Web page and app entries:
# # #
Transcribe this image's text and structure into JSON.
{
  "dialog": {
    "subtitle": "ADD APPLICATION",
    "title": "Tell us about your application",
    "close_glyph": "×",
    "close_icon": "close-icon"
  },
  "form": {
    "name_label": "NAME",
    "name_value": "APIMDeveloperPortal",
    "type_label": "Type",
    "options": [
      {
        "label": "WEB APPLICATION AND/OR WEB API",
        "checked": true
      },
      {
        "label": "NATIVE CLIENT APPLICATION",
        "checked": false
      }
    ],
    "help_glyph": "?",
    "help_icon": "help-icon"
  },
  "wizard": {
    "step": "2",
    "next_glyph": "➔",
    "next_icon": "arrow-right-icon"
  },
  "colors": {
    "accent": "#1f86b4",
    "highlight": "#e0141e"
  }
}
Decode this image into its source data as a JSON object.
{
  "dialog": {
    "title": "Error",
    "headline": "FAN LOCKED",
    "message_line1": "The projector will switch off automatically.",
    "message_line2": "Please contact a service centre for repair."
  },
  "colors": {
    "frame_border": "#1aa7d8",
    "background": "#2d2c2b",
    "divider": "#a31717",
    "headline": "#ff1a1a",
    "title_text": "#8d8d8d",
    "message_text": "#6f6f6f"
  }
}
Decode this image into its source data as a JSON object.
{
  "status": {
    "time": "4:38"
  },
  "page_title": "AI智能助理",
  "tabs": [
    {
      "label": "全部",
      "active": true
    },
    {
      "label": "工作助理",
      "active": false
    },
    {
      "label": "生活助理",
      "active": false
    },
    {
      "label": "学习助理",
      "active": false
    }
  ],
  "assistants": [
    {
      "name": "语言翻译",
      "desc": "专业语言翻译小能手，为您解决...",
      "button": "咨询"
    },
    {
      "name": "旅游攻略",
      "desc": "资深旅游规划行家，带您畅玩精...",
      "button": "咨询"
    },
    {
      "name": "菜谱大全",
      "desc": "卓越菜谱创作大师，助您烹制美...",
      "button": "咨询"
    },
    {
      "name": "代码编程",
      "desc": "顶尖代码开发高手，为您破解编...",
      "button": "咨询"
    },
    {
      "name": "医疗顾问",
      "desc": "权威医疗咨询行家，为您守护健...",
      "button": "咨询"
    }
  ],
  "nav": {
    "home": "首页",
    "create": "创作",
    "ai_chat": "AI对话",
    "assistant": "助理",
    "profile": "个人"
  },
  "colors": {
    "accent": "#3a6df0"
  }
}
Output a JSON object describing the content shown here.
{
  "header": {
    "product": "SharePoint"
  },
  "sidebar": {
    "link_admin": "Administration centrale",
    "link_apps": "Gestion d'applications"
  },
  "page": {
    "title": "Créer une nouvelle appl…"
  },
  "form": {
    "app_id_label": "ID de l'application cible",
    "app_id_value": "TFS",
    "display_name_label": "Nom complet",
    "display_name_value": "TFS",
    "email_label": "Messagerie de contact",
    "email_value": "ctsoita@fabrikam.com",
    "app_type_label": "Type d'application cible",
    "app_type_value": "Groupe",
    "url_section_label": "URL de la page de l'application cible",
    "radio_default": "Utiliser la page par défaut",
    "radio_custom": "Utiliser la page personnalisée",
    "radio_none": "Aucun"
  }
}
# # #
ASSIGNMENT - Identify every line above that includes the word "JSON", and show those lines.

EXERCISE ANSWER -
Transcribe this image's text and structure into JSON.
Decode this image into its source data as a JSON object.
Decode this image into its source data as a JSON object.
Output a JSON object describing the content shown here.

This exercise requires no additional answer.